Written and drawn by independent comics legend Terry Moore (Strangers in Paradise) this is quite the departure from his previous independent work since it’s a science-fiction epic based around an alloy that attaches itself to a photographer after a nuclear explosion kills its inventor. What follows is Bible theory, Apocalyptic rants, the return of Cain and a de-aging detective who goes from brilliant to childish in a manner of pages. The plot heavy book goes from talking head monotony, to gross and violent action sequences with tongue firmly in cheek. Eventually it grows a sense of humor at page 400.

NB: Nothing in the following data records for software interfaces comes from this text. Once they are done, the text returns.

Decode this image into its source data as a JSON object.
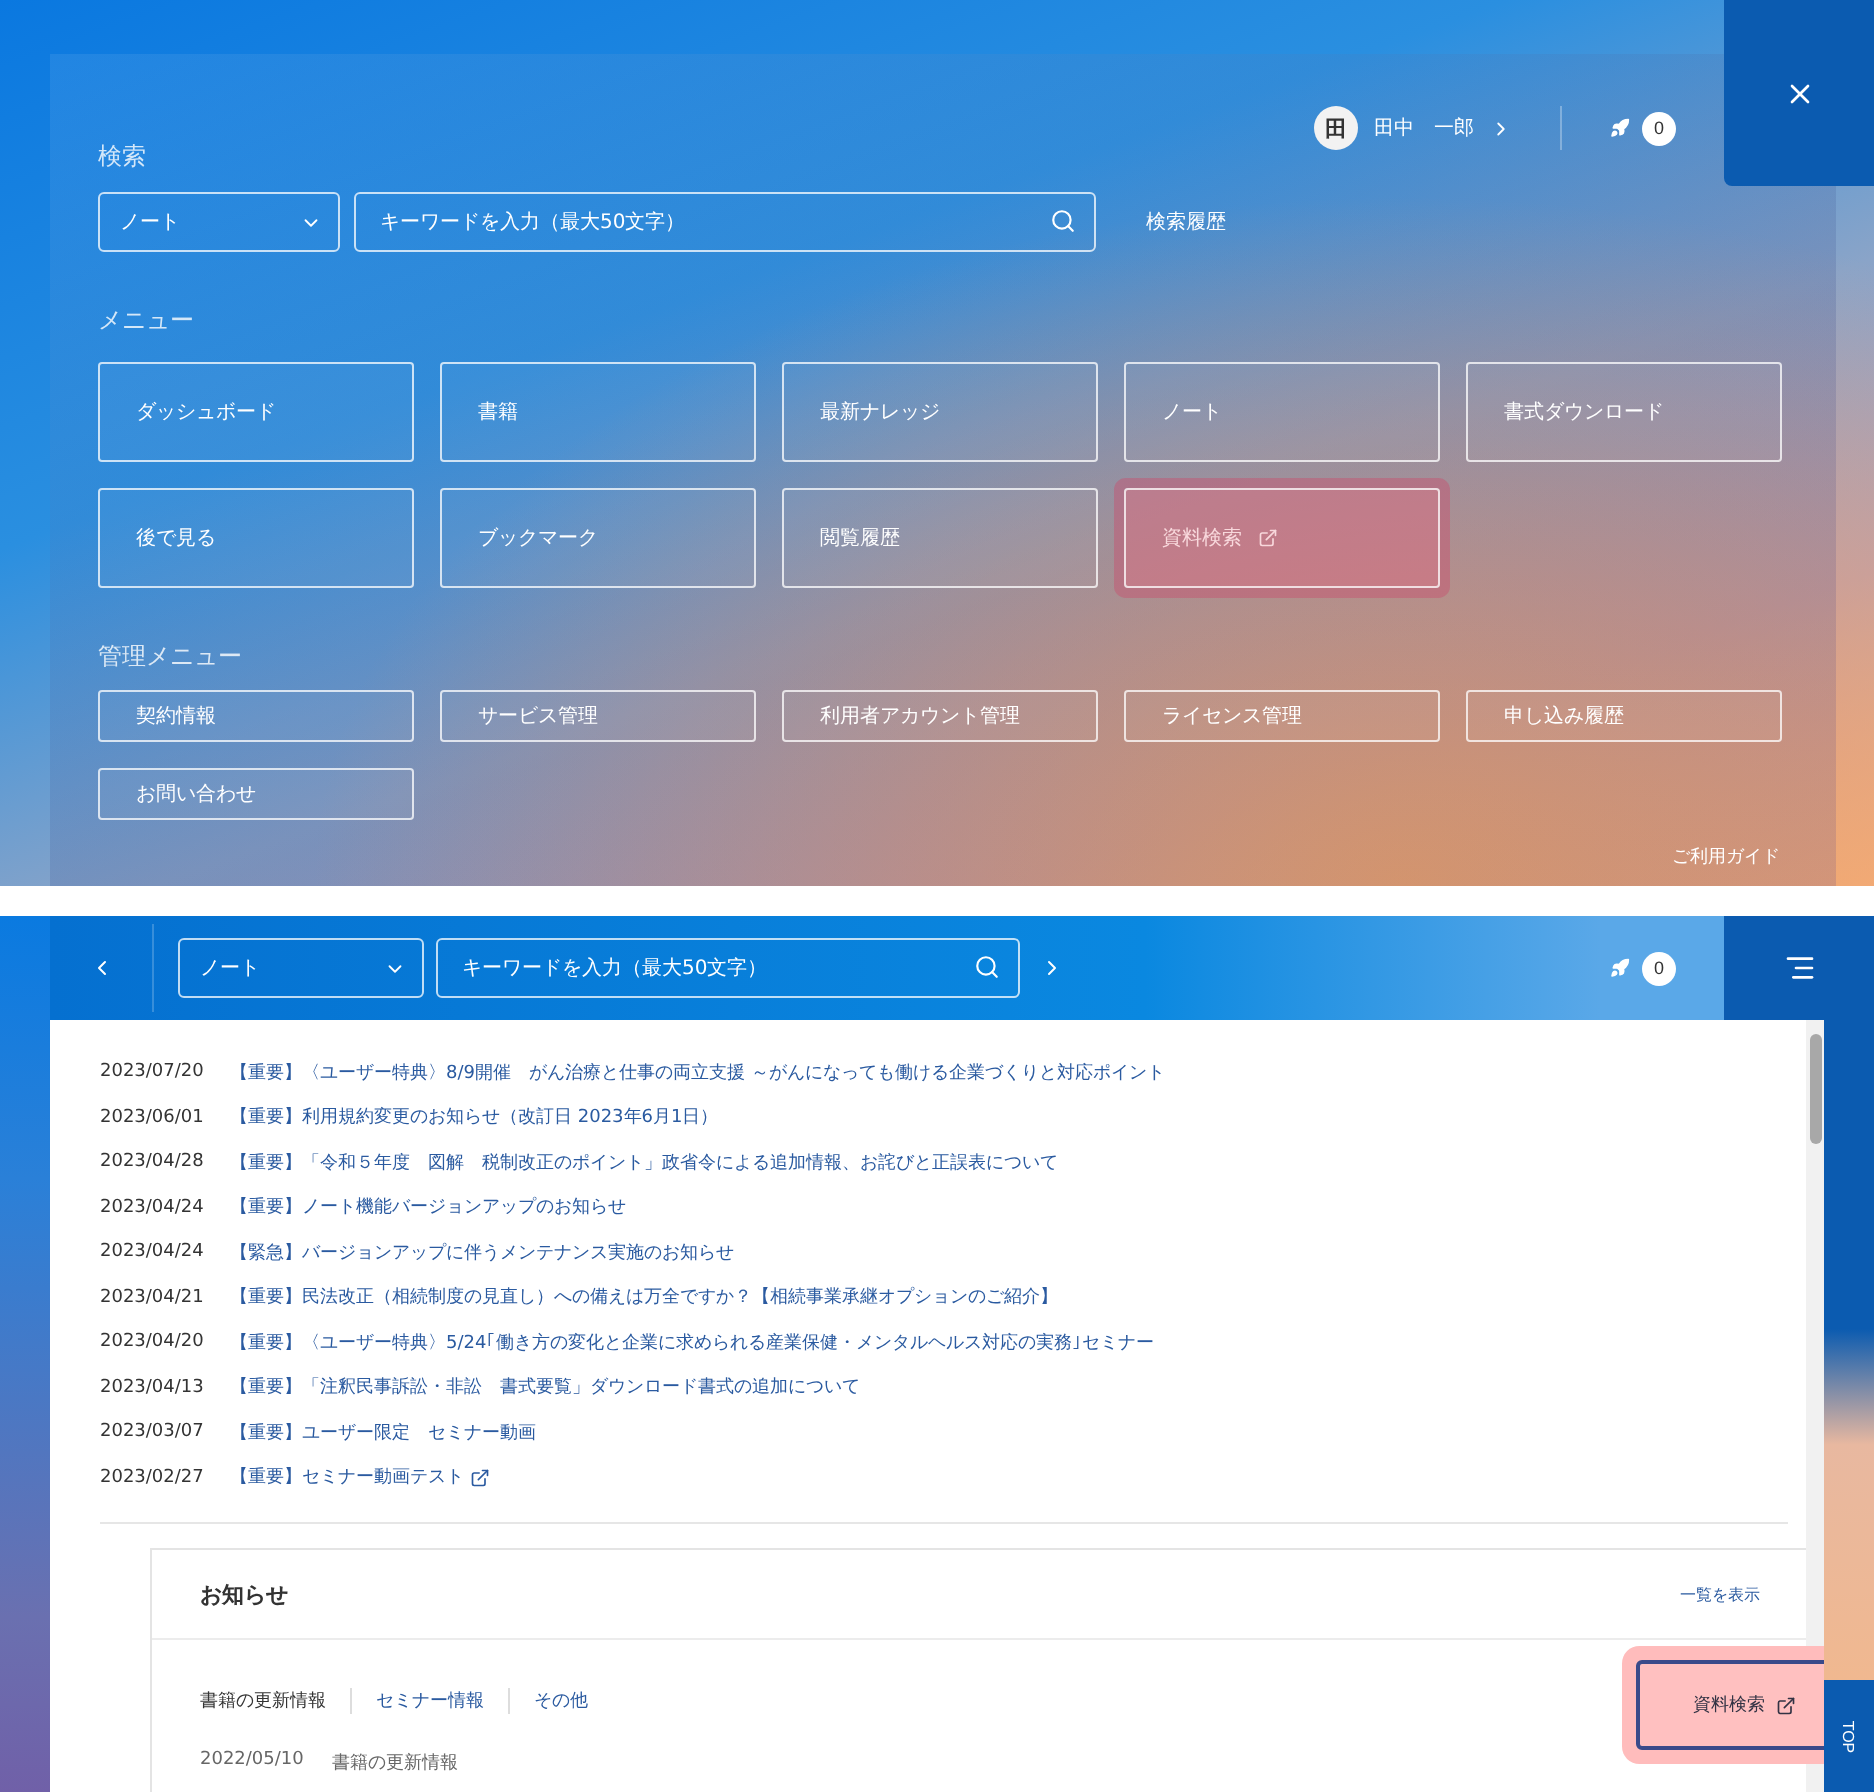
{
  "top": {
    "user": {
      "avatar": "田",
      "name": "田中　一郎"
    },
    "notification_count": "0",
    "search": {
      "title": "検索",
      "category": "ノート",
      "placeholder": "キーワードを入力（最大50文字）",
      "history_link": "検索履歴"
    },
    "menu": {
      "title": "メニュー",
      "items": [
        {
          "label": "ダッシュボード",
          "external": false,
          "highlighted": false
        },
        {
          "label": "書籍",
          "external": false,
          "highlighted": false
        },
        {
          "label": "最新ナレッジ",
          "external": false,
          "highlighted": false
        },
        {
          "label": "ノート",
          "external": false,
          "highlighted": false
        },
        {
          "label": "書式ダウンロード",
          "external": false,
          "highlighted": false
        },
        {
          "label": "後で見る",
          "external": false,
          "highlighted": false
        },
        {
          "label": "ブックマーク",
          "external": false,
          "highlighted": false
        },
        {
          "label": "閲覧履歴",
          "external": false,
          "highlighted": false
        },
        {
          "label": "資料検索",
          "external": true,
          "highlighted": true
        }
      ]
    },
    "admin_menu": {
      "title": "管理メニュー",
      "items": [
        "契約情報",
        "サービス管理",
        "利用者アカウント管理",
        "ライセンス管理",
        "申し込み履歴",
        "お問い合わせ"
      ]
    },
    "guide_link": "ご利用ガイド"
  },
  "bottom": {
    "category": "ノート",
    "placeholder": "キーワードを入力（最大50文字）",
    "notification_count": "0",
    "news": [
      {
        "date": "2023/07/20",
        "title": "【重要】〈ユーザー特典〉8/9開催　がん治療と仕事の両立支援 ～がんになっても働ける企業づくりと対応ポイント",
        "external": false
      },
      {
        "date": "2023/06/01",
        "title": "【重要】利用規約変更のお知らせ（改訂日 2023年6月1日）",
        "external": false
      },
      {
        "date": "2023/04/28",
        "title": "【重要】「令和５年度　図解　税制改正のポイント」政省令による追加情報、お詫びと正誤表について",
        "external": false
      },
      {
        "date": "2023/04/24",
        "title": "【重要】ノート機能バージョンアップのお知らせ",
        "external": false
      },
      {
        "date": "2023/04/24",
        "title": "【緊急】バージョンアップに伴うメンテナンス実施のお知らせ",
        "external": false
      },
      {
        "date": "2023/04/21",
        "title": "【重要】民法改正（相続制度の見直し）への備えは万全ですか？【相続事業承継オプションのご紹介】",
        "external": false
      },
      {
        "date": "2023/04/20",
        "title": "【重要】〈ユーザー特典〉5/24｢働き方の変化と企業に求められる産業保健・メンタルヘルス対応の実務｣セミナー",
        "external": false
      },
      {
        "date": "2023/04/13",
        "title": "【重要】「注釈民事訴訟・非訟　書式要覧」ダウンロード書式の追加について",
        "external": false
      },
      {
        "date": "2023/03/07",
        "title": "【重要】ユーザー限定　セミナー動画",
        "external": false
      },
      {
        "date": "2023/02/27",
        "title": "【重要】セミナー動画テスト",
        "external": true
      }
    ],
    "notices": {
      "title": "お知らせ",
      "view_all": "一覧を表示",
      "tabs": [
        {
          "label": "書籍の更新情報",
          "selected": true
        },
        {
          "label": "セミナー情報",
          "selected": false
        },
        {
          "label": "その他",
          "selected": false
        }
      ],
      "entries": [
        {
          "date": "2022/05/10",
          "category": "書籍の更新情報"
        }
      ]
    },
    "floating_button": {
      "label": "資料検索",
      "external": true,
      "highlighted": true
    },
    "top_button": "TOP"
  }
}
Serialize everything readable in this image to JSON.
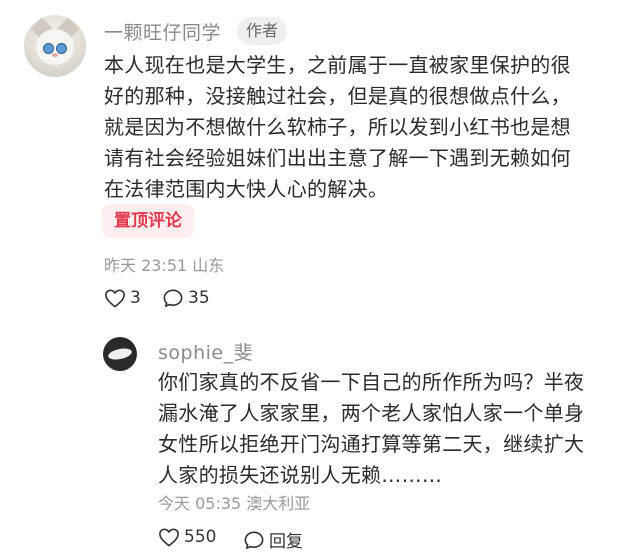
{
  "comment": {
    "username": "一颗旺仔同学",
    "author_tag": "作者",
    "text": "本人现在也是大学生，之前属于一直被家里保护的很\n好的那种，没接触过社会，但是真的很想做点什么，\n就是因为不想做什么软柿子，所以发到小红书也是想\n请有社会经验姐妹们出出主意了解一下遇到无赖如何\n在法律范围内大快人心的解决。",
    "pin_label": "置顶评论",
    "time": "昨天 23:51",
    "location": "山东",
    "likes": "3",
    "replies": "35",
    "avatar_icon": "cat-avatar"
  },
  "reply": {
    "username": "sophie_斐",
    "text": "你们家真的不反省一下自己的所作所为吗？半夜\n漏水淹了人家家里，两个老人家怕人家一个单身\n女性所以拒绝开门沟通打算等第二天，继续扩大\n人家的损失还说别人无赖………",
    "time": "今天 05:35",
    "location": "澳大利亚",
    "likes": "550",
    "reply_label": "回复",
    "avatar_icon": "user-avatar"
  },
  "colors": {
    "accent": "#e33b4f",
    "pin_bg": "#fdeef0",
    "meta_text": "#999999",
    "username_text": "#8a8a8a"
  }
}
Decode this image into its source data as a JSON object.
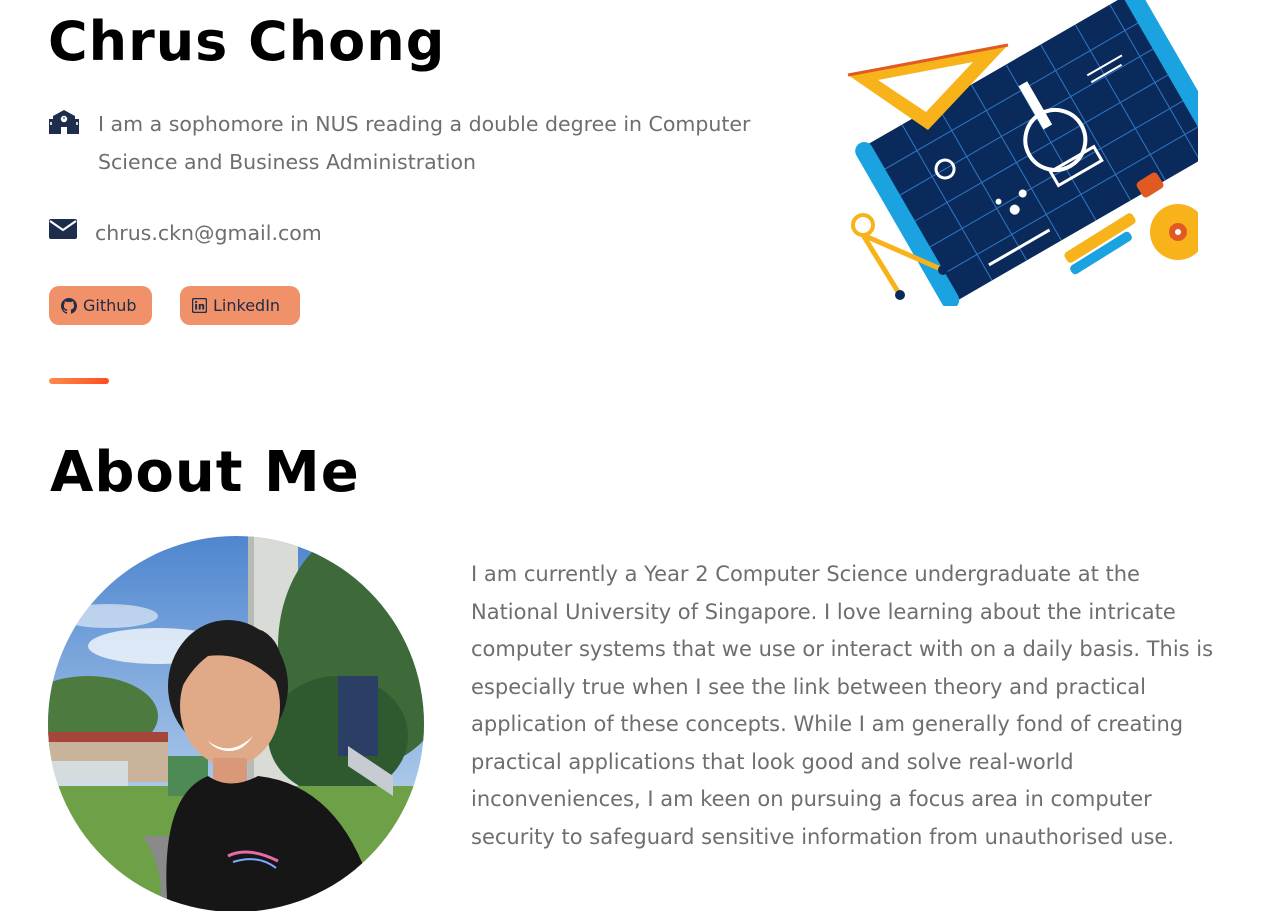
{
  "header": {
    "name": "Chrus Chong",
    "school_text": "I am a sophomore in NUS reading a double degree in Computer Science and Business Administration",
    "email": "chrus.ckn@gmail.com"
  },
  "links": {
    "github_label": "Github",
    "linkedin_label": "LinkedIn"
  },
  "icons": {
    "school": "school-icon",
    "email": "envelope-icon",
    "github": "github-icon",
    "linkedin": "linkedin-icon"
  },
  "about": {
    "title": "About Me",
    "text": "I am currently a Year 2 Computer Science undergraduate at the National University of Singapore. I love learning about the intricate computer systems that we use or interact with on a daily basis. This is especially true when I see the link between theory and practical application of these concepts. While I am generally fond of creating practical applications that look good and solve real-world inconveniences, I am keen on pursuing a focus area in computer security to safeguard sensitive information from unauthorised use."
  },
  "colors": {
    "button": "#f0916a",
    "accent_gradient_start": "#ff8a4c",
    "accent_gradient_end": "#ff4d1f",
    "icon": "#1f2d4d"
  }
}
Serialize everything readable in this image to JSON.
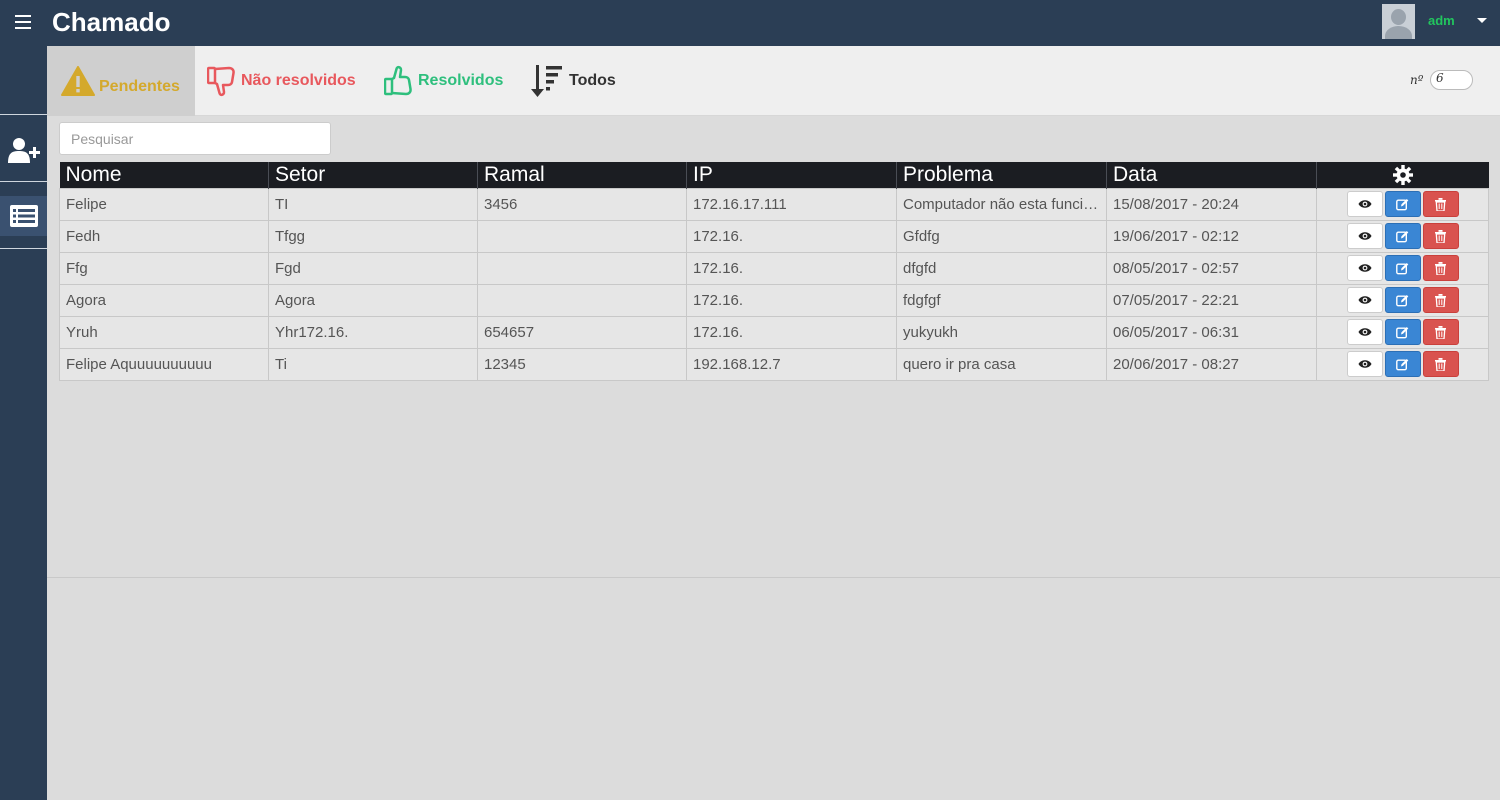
{
  "header": {
    "title": "Chamado",
    "username": "adm"
  },
  "tabs": {
    "pendentes": "Pendentes",
    "nao_resolvidos": "Não resolvidos",
    "resolvidos": "Resolvidos",
    "todos": "Todos"
  },
  "counter": {
    "label": "nº",
    "value": "6"
  },
  "search": {
    "placeholder": "Pesquisar"
  },
  "table": {
    "headers": [
      "Nome",
      "Setor",
      "Ramal",
      "IP",
      "Problema",
      "Data"
    ],
    "rows": [
      [
        "Felipe",
        "TI",
        "3456",
        "172.16.17.111",
        "Computador não esta funcionando",
        "15/08/2017 - 20:24"
      ],
      [
        "Fedh",
        "Tfgg",
        "",
        "172.16.",
        "Gfdfg",
        "19/06/2017 - 02:12"
      ],
      [
        "Ffg",
        "Fgd",
        "",
        "172.16.",
        "dfgfd",
        "08/05/2017 - 02:57"
      ],
      [
        "Agora",
        "Agora",
        "",
        "172.16.",
        "fdgfgf",
        "07/05/2017 - 22:21"
      ],
      [
        "Yruh",
        "Yhr172.16.",
        "654657",
        "172.16.",
        "yukyukh",
        "06/05/2017 - 06:31"
      ],
      [
        "Felipe Aquuuuuuuuuu",
        "Ti",
        "12345",
        "192.168.12.7",
        "quero ir pra casa",
        "20/06/2017 - 08:27"
      ]
    ]
  },
  "colors": {
    "topbar": "#2b3e55",
    "pendentes": "#d4a92c",
    "nao_resolvidos": "#e8585d",
    "resolvidos": "#2ebf7d",
    "username": "#22c55e"
  },
  "icons": {
    "menu": "hamburger-icon",
    "add_user": "user-plus-icon",
    "list": "list-icon",
    "warning": "warning-icon",
    "thumbs_down": "thumbs-down-icon",
    "thumbs_up": "thumbs-up-icon",
    "sort": "sort-icon",
    "settings": "gear-icon",
    "view": "eye-icon",
    "edit": "edit-icon",
    "delete": "trash-icon"
  }
}
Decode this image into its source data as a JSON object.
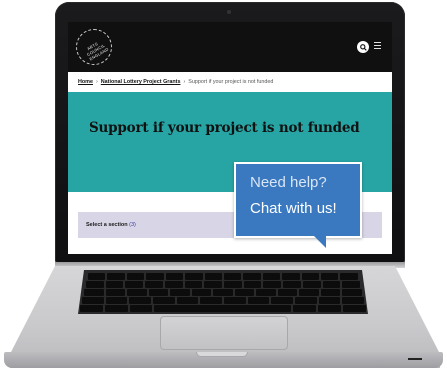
{
  "site": {
    "logo_text": "ARTS COUNCIL ENGLAND"
  },
  "breadcrumb": {
    "items": [
      {
        "label": "Home"
      },
      {
        "label": "National Lottery Project Grants"
      },
      {
        "label": "Support if your project is not funded"
      }
    ],
    "separator": "›"
  },
  "hero": {
    "title": "Support if your project is not funded",
    "color": "#27a5a5"
  },
  "section_select": {
    "label": "Select a section",
    "count": "(3)"
  },
  "chat": {
    "help_text": "Need help?",
    "cta_text": "Chat with us!",
    "color": "#3a78c0"
  },
  "icons": {
    "search": "search-icon",
    "menu": "hamburger-menu-icon"
  }
}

Moore’s black and white line art calls back some Terry Dodson in cheeky expressions and surprise. Going from humanistic reactions to some more cartoonish elements, Moore can go from detailed personal reactions to mind-gripping horror. It’s a great piece of independent science fiction.
I had this up elsewhere and just found out the site I had it on became a different site and kind of sucked. So I spent today putting it up on youtube.
Apologies in advance, the 4th & B in San Diego is basically a cinderblock box and more about the Snoop Dogg (who played a couple nights after this) and less about the spoken word. Also I shot this on my then newly acquired iPhone 4, and didn’t realize at the outset the manner of Herculean feat it would be holding it steady for 17 minutes.
All that being said, we managed to catch all three performances of this (w00tstock Portland & SDCC 2012, and the panel performance at SDCC itself) and it’s really a great little piece on writing and life and Stiltman’s taint.
Enough of that. Sit back, relax, and enjoy Matt Fraction’s presentation of “Batman Dreams Of Hieronymus Machines.”
As mentioned earlier. Thanks, Chad.
This is necessary viewing and probably one of the major reasons why I really embraced the idea of teaching comics.
The thing that I love about Waid is he never fails to get me fired up and trying to stay consistent with my mood and excitement with comics. He’s literally the root of the reason I got into comics and…yeah. Read this and get infected.